Ireland's data regulator has launched an investigation of Facebook over a recent data breach that allowed hackers access to 50 million accounts. The probe could potentially cost Facebook more than $1.6 billion in fines. The Irish Data Protection Commission said Wednesday that it will look into whether the U.S. social media company complied with European regulations that went into effect earlier this year covering data protection. It's the latest headache for Facebook in Europe, where authorities are turning up the heat on dominant tech firms over data protection. Last month, European Union consumer protection chief Vera Jourova said that she was growing impatient with Facebook for being too slow in clarifying the fine print in its terms of service covering what happens to user data and warned that the company could face sanctions.
Amazon unveiled its vision for smart homes powered by the Alexa voice assistant, with a dizzying array of new gadgets and features for almost every room in the house -- from a microwave oven to a security camera and wall clock. The Seattle internet giant is pushing Alexa more deeply into customers' lives, hoping to popularize technology that has yet to go mainstream and connecting people more to Amazon's universe of things to buy. Chief Executive Officer Jeff Bezos sees voice as the next interface linking people and machines, like a mouse on personal computers and touchscreens on smartphones. The $50 hockey puck-shaped Dot is one of Amazon's best-selling devices, and with 70 percent better sound it's going after audiophiles on Sonos Inc.'s turf.
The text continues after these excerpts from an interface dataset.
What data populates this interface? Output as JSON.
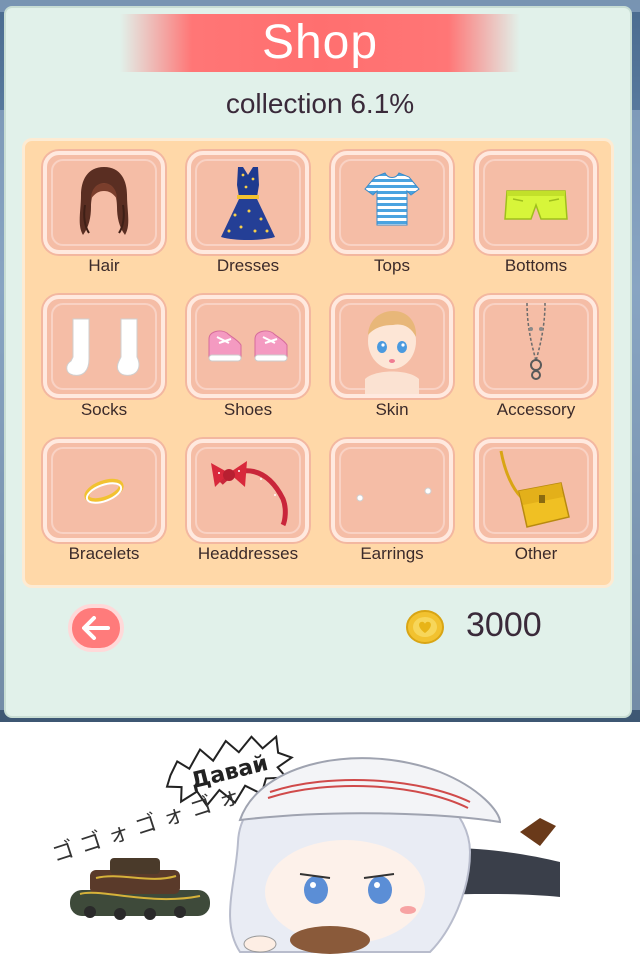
{
  "shop": {
    "title": "Shop",
    "collection": "collection 6.1%",
    "coins": "3000",
    "categories": [
      {
        "label": "Hair",
        "icon": "hair-icon"
      },
      {
        "label": "Dresses",
        "icon": "dress-icon"
      },
      {
        "label": "Tops",
        "icon": "striped-top-icon"
      },
      {
        "label": "Bottoms",
        "icon": "shorts-icon"
      },
      {
        "label": "Socks",
        "icon": "socks-icon"
      },
      {
        "label": "Shoes",
        "icon": "sneakers-icon"
      },
      {
        "label": "Skin",
        "icon": "doll-face-icon"
      },
      {
        "label": "Accessory",
        "icon": "necklace-icon"
      },
      {
        "label": "Bracelets",
        "icon": "bracelet-icon"
      },
      {
        "label": "Headdresses",
        "icon": "bow-headband-icon"
      },
      {
        "label": "Earrings",
        "icon": "earrings-icon"
      },
      {
        "label": "Other",
        "icon": "handbag-icon"
      }
    ]
  },
  "colors": {
    "banner": "#ff6f6f",
    "panel_bg": "#e1f1ea",
    "grid_bg": "#ffd8a8",
    "tile_bg": "#f5bda6",
    "back_button": "#ff7b7b",
    "coin": "#f2c230"
  },
  "comic": {
    "shout": "Давай",
    "sfx": "ゴ ゴ ォ ゴ ォ ゴ ォ"
  }
}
Amazon also introduced a subwoofer to go along with existing Echo products as well as a pair of amplifiers that work like audio control centers for the home.
This year that game is undeniably Fortnite Battle Royale, an online free-for-all that every teen in America suddenly seems to be playing. It's not just kids, though–everyone from rapper Drake to Los Angeles Laker Josh Hart is a fan. That groundswell of support has propelled Fortnite from a simple video game into a cultural sensation, with hundreds of millions of fans worldwide who play the game, wear the gear and even learn the characters' victory dances. "Fortnite is another in a long line of games like World of Warcraft or Guitar Hero or Minecraft that is changing everything underfoot," says Mat Piscatella, a video-game industry analyst with research firm NPD Group. Fortnite's big draw is a madcap multiplayer mode that drops up to 100 players on an island in a last-person-standing showdown.
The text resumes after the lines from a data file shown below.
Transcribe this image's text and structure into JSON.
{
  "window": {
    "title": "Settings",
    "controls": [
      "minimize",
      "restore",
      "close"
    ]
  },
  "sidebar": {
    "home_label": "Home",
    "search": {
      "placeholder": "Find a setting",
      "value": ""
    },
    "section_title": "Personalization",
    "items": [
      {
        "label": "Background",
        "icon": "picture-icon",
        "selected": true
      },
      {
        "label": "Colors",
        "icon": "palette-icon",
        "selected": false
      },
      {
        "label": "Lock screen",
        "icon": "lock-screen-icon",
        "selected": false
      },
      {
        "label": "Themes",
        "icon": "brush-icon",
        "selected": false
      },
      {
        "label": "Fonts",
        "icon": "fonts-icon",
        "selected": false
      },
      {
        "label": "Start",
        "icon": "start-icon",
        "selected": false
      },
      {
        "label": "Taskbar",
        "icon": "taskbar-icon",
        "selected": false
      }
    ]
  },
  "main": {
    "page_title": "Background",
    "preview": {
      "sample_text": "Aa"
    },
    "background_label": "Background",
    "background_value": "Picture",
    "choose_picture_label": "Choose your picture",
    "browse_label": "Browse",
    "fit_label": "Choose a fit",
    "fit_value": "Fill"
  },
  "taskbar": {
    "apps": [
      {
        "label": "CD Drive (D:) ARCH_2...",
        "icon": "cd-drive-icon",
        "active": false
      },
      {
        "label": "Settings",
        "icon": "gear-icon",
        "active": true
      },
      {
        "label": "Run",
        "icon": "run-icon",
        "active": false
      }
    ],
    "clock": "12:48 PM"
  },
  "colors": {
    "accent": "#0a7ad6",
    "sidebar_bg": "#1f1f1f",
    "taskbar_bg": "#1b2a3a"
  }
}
More than a dozen human rights groups have sent a letter to Google urging the company not to offer censored internet search in China, amid reports it is planning to again begin offering the service in the giant Asian market. The joint letter dated Tuesday calls on CEO Sundar Pichai to explain what Google is doing to safeguard users from the Chinese government's censorship and surveillance. It describes the censored search engine app, codenamed "Dragonfly", as representing "an alarming capitulation by Google on human rights. "The Chinese government extensively violates the rights to freedom of expression and privacy; by accommodating the Chinese authorities' repression of dissent, Google would be actively participating in those violations for millions of internet users in China," said the letter That follows a letter earlier this month signed by more than a thousand Google employees protesting the company's secretive plan to build a search engine that would comply with Chinese censorship. The letter called on executives to review ethics and transparency at the company.